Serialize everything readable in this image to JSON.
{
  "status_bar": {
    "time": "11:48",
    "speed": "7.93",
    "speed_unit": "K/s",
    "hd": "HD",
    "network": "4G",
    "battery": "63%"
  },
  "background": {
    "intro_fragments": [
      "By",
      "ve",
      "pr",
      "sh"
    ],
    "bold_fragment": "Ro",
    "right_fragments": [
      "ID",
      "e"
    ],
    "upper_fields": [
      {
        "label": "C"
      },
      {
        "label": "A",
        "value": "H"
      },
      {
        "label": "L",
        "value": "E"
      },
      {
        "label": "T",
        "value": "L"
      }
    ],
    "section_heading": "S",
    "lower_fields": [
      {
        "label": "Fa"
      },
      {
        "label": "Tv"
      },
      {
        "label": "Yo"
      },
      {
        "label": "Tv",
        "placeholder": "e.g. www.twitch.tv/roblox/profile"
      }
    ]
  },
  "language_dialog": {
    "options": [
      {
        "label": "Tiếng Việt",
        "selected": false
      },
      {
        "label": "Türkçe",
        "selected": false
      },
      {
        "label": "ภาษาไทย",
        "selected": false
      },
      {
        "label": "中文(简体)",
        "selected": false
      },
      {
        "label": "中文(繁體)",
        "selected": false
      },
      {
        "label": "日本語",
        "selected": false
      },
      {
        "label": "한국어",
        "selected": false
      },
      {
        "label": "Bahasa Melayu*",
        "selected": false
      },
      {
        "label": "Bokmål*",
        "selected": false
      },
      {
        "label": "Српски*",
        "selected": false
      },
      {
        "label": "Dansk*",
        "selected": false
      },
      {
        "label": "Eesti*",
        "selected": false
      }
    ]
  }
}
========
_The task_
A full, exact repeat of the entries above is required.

_The completed task_
Serialize everything readable in this image to JSON.
{
  "status_bar": {
    "time": "11:48",
    "speed": "7.93",
    "speed_unit": "K/s",
    "hd": "HD",
    "network": "4G",
    "battery": "63%"
  },
  "background": {
    "intro_fragments": [
      "By",
      "ve",
      "pr",
      "sh"
    ],
    "bold_fragment": "Ro",
    "right_fragments": [
      "ID",
      "e"
    ],
    "upper_fields": [
      {
        "label": "C"
      },
      {
        "label": "A",
        "value": "H"
      },
      {
        "label": "L",
        "value": "E"
      },
      {
        "label": "T",
        "value": "L"
      }
    ],
    "section_heading": "S",
    "lower_fields": [
      {
        "label": "Fa"
      },
      {
        "label": "Tv"
      },
      {
        "label": "Yo"
      },
      {
        "label": "Tv",
        "placeholder": "e.g. www.twitch.tv/roblox/profile"
      }
    ]
  },
  "language_dialog": {
    "options": [
      {
        "label": "Tiếng Việt",
        "selected": false
      },
      {
        "label": "Türkçe",
        "selected": false
      },
      {
        "label": "ภาษาไทย",
        "selected": false
      },
      {
        "label": "中文(简体)",
        "selected": false
      },
      {
        "label": "中文(繁體)",
        "selected": false
      },
      {
        "label": "日本語",
        "selected": false
      },
      {
        "label": "한국어",
        "selected": false
      },
      {
        "label": "Bahasa Melayu*",
        "selected": false
      },
      {
        "label": "Bokmål*",
        "selected": false
      },
      {
        "label": "Српски*",
        "selected": false
      },
      {
        "label": "Dansk*",
        "selected": false
      },
      {
        "label": "Eesti*",
        "selected": false
      }
    ]
  }
}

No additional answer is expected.